Mar 1, 2015, 10:33 AM EST
Minoso, a native of Cuba, batted .298/.389/.459 with 1,963 hits, 186 home runs, and 1,023 RBI in parts of 17 major league seasons split between the Cleveland Indians, Chicago White Sox, St. Louis Cardinals, and Washington Senators.
Mar 1, 2015, 8:49 AM EST
Some highlights here from Rob Manfred’s sit-down Saturday at the Sloan Sports Analytics Conference …
Feb 28, 2015, 11:45 PM EST
The Padres signed outfielder Tyson Gillies to a minor league deal, perhaps hopeful he could turn his fortunes around with a new organization.
Feb 28, 2015, 10:40 PM EST
The Diamondbacks want Yasmany Tomas to get as many at-bats as possible during spring training, so he’ll be starting at both third base and in the outfield.

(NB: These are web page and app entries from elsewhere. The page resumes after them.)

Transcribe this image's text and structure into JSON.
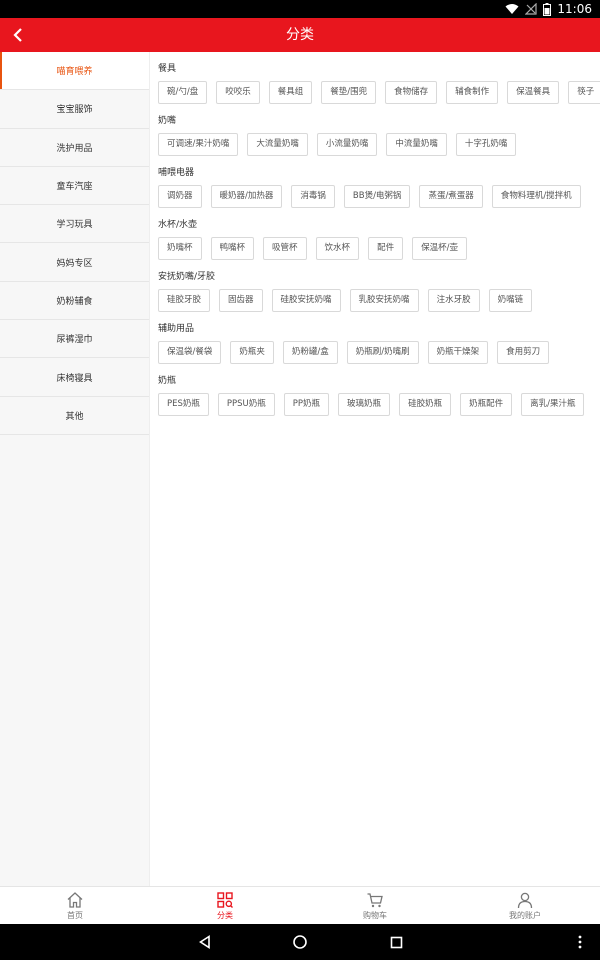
{
  "status": {
    "time": "11:06"
  },
  "header": {
    "title": "分类"
  },
  "sidebar": {
    "items": [
      {
        "label": "喵育喂养"
      },
      {
        "label": "宝宝服饰"
      },
      {
        "label": "洗护用品"
      },
      {
        "label": "童车汽座"
      },
      {
        "label": "学习玩具"
      },
      {
        "label": "妈妈专区"
      },
      {
        "label": "奶粉辅食"
      },
      {
        "label": "尿裤湿巾"
      },
      {
        "label": "床椅寝具"
      },
      {
        "label": "其他"
      }
    ]
  },
  "sections": [
    {
      "title": "餐具",
      "tags": [
        "碗/勺/盘",
        "咬咬乐",
        "餐具组",
        "餐垫/围兜",
        "食物储存",
        "辅食制作",
        "保温餐具",
        "筷子"
      ]
    },
    {
      "title": "奶嘴",
      "tags": [
        "可调速/果汁奶嘴",
        "大流量奶嘴",
        "小流量奶嘴",
        "中流量奶嘴",
        "十字孔奶嘴"
      ]
    },
    {
      "title": "哺喂电器",
      "tags": [
        "调奶器",
        "暖奶器/加热器",
        "消毒锅",
        "BB煲/电粥锅",
        "蒸蛋/煮蛋器",
        "食物料理机/搅拌机"
      ]
    },
    {
      "title": "水杯/水壶",
      "tags": [
        "奶嘴杯",
        "鸭嘴杯",
        "吸管杯",
        "饮水杯",
        "配件",
        "保温杯/壶"
      ]
    },
    {
      "title": "安抚奶嘴/牙胶",
      "tags": [
        "硅胶牙胶",
        "固齿器",
        "硅胶安抚奶嘴",
        "乳胶安抚奶嘴",
        "注水牙胶",
        "奶嘴链"
      ]
    },
    {
      "title": "辅助用品",
      "tags": [
        "保温袋/餐袋",
        "奶瓶夹",
        "奶粉罐/盒",
        "奶瓶刷/奶嘴刷",
        "奶瓶干燥架",
        "食用剪刀"
      ]
    },
    {
      "title": "奶瓶",
      "tags": [
        "PES奶瓶",
        "PPSU奶瓶",
        "PP奶瓶",
        "玻璃奶瓶",
        "硅胶奶瓶",
        "奶瓶配件",
        "离乳/果汁瓶"
      ]
    }
  ],
  "bottom_tabs": [
    {
      "label": "首页",
      "icon": "home-icon"
    },
    {
      "label": "分类",
      "icon": "category-icon"
    },
    {
      "label": "购物车",
      "icon": "cart-icon"
    },
    {
      "label": "我的账户",
      "icon": "user-icon"
    }
  ],
  "colors": {
    "brand": "#e8161e",
    "active_sidebar": "#e8530f"
  }
}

Feb 28, 2015, 9:35 PM EST
It’s odd to hear Jimmy Rollins say nice things about the Mets.
Feb 28, 2015, 8:27 PM EST
The Blue Jays brought in Dayan Viciedo to hold the fort until Michael Saunders returns from his knee injury.
Feb 28, 2015, 7:25 PM EST

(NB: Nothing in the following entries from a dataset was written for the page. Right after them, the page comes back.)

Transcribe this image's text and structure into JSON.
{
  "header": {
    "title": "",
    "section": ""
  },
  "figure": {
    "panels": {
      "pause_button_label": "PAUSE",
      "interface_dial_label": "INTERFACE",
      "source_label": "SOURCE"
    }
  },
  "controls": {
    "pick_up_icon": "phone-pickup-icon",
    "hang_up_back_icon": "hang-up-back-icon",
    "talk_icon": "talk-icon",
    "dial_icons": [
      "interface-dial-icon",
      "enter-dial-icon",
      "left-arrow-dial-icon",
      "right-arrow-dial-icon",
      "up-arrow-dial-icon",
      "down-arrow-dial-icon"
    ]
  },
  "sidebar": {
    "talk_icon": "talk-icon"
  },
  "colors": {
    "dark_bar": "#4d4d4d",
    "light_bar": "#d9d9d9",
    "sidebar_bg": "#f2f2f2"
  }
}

Ruben Tejada has been something of a lightning rod, and he recently received criticism from a former teammate and mentor.
Feb 28, 2015, 6:20 PM EST

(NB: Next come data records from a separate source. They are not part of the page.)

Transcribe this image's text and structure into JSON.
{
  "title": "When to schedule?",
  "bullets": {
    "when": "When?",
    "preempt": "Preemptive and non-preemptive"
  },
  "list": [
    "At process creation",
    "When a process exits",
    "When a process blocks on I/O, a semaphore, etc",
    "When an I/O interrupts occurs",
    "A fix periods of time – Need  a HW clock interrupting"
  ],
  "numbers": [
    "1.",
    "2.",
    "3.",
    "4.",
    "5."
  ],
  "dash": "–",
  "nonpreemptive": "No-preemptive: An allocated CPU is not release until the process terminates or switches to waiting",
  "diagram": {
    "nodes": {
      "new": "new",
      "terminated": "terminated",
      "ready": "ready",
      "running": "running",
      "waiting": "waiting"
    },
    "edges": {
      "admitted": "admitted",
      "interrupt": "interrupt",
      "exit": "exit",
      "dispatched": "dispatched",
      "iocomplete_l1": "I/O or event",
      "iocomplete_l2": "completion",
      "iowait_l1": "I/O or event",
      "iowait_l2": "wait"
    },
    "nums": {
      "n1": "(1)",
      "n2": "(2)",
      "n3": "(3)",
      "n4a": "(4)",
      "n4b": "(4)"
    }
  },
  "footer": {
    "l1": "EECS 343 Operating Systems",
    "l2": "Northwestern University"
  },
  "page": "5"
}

Josh Hamilton’s punishment for using a drug of abuse may end up not being much of a punishment at all.
Feb 28, 2015, 5:28 PM EST
Athletics outfielder Coco Crisp missed more than a week down the stretch in 2012 due to pinkeye and now he’s dealing with it again.
Feb 28, 2015, 4:19 PM EST
After trading the likes of Justin Upton, Jason Heyward, and Evan Gattis as well as adding a handful of veteran free agents, the Braves have a ton of new faces in camp this spring.
Feb 28, 2015, 3:15 PM EST
Marlins slugger Giancarlo Stanton had his season come to an end in horrific fashion last September when he suffered facial fractures and dental damage on a hit-by-pitch.
Feb 28, 2015, 2:18 PM EST
Juan Pierre showed his sense of humor on Twitter after announcing his retirement from baseball.
Feb 28, 2015, 1:31 PM EST
I guarantee you’ll learn something.
Feb 28, 2015, 1:03 PM EST
Sale suffered the injury unloading something off the back of his truck on Friday.
Feb 28, 2015, 12:10 PM EST
Chase Headley is expected to be the team’s regular third baseman this season, so Yankees manager Joe Girardi wants if Rodriguez can be a potential backup to Mark Teixeira.
Feb 28, 2015, 11:05 AM EST
That’s a new one.
Feb 28, 2015, 10:02 AM EST
Hill, who turns 35 next month, bounced around three different organizations last year and mostly pitched in the minors.
Feb 28, 2015, 8:57 AM EST
It will be his first game action since last July 31.
Feb 27, 2015, 11:04 PM EST
The Rangers will shut down Edgar Olmos days after picking him up on a waiver claim from the Mariners.
Feb 27, 2015, 10:55 PM EST
Eury Perez is the early favorite to take over in center field while Melvin Upton recovers from a foot injury.
- Blue Jays sign Dayan Viciedo to a minor league deal 7
- Chris Sale will be sidelined for three weeks with foot fracture 10
- Aramis Ramirez says 2015 will be his last year 32
- Francisco Rodriguez re-signs with the Brewers 9
- If addiction is an illness — and it is — Josh Hamilton shouldn’t be suspended 295
- Pirates open to massive extension for Andrew McCutchen 18
- Report: Josh Hamilton had a relapse this offseason that “involved at least cocaine” 86
- Yankees don’t plan on having to pay A-Rod’s $30 million in home run milestone bonuses 51
- If addiction is an illness — and it is — Josh Hamilton shouldn’t be suspended (295)
- San Francisco — and all of California — will consider a smokeless tobacco ban that includes MLB parks (131)
- Report: The Yankees were “fuming” at how A-Rod handled his early arrival to spring training (114)
- Cuban prospect Yoan Moncada reportedly signs with the Red Sox for $31.5 million, plus $31.5 million in penalties (106)
- Brian Sabean says that California taxes are a hindrance to the Giants signing free agents (102)